In its simplest form, the parabola with focal length p has its vertex at the origin (0,0) and the focus is at the point (0,p). The directrix is the line y=-p.

Any point (x,y) on the parabola will be the same distance from the focus
as it is from the directrix. That is, if d_{1} is the distance from
the focus to the point on the parabola, and d_{2} is the distance
from the directrix to the point on the parabola, then d_{1}=d_{2}.

Since d_{1} is the distance between two points, (0,p) and (x,y), we
need to use the distance formula to find it.

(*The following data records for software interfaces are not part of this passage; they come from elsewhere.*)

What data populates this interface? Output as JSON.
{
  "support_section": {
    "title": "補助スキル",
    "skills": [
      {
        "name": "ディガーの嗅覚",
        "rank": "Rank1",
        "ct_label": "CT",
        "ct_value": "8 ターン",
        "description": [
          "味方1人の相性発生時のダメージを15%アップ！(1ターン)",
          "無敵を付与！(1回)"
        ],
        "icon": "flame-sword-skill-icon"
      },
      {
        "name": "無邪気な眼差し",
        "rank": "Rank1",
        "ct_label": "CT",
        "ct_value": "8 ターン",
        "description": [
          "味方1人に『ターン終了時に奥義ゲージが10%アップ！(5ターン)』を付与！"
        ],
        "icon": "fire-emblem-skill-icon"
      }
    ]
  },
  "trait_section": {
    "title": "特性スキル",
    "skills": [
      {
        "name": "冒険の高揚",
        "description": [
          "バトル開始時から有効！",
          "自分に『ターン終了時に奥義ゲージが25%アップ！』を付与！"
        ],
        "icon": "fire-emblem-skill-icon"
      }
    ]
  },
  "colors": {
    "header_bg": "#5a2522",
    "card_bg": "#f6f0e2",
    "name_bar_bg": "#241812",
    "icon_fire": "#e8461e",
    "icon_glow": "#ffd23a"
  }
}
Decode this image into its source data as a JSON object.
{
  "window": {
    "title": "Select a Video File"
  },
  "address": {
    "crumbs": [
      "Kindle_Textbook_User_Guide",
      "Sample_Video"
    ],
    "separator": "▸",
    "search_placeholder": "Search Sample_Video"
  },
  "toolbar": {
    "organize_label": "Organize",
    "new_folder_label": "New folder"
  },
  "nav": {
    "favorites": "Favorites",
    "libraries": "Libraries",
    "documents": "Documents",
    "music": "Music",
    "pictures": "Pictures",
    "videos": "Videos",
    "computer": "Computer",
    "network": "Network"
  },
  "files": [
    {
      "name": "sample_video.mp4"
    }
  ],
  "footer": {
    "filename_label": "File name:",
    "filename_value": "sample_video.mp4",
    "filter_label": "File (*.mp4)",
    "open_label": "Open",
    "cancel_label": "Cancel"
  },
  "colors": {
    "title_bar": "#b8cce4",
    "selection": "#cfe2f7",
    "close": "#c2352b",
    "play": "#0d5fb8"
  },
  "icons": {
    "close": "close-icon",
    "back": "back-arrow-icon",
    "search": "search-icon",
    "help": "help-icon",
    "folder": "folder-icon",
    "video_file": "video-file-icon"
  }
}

d_{2} is the distance between the point (x,y) and a horizontal line
y=-p. The x-coordinates will be the same, so the distance between the point
and line
is the difference
in the y-values.

We earlier said that the parabola is where d_{1} = d_{2}.
Let's set them equal to each other and then square both sides to get rid of
the square root.

Now, let's expand both sides

Move everything but the x^{2} to the right side and simplify. This gives you
the standard form for a parabola with vertex at the origin and opening up.

x^{2} = 4py

Return to notes on conic sections.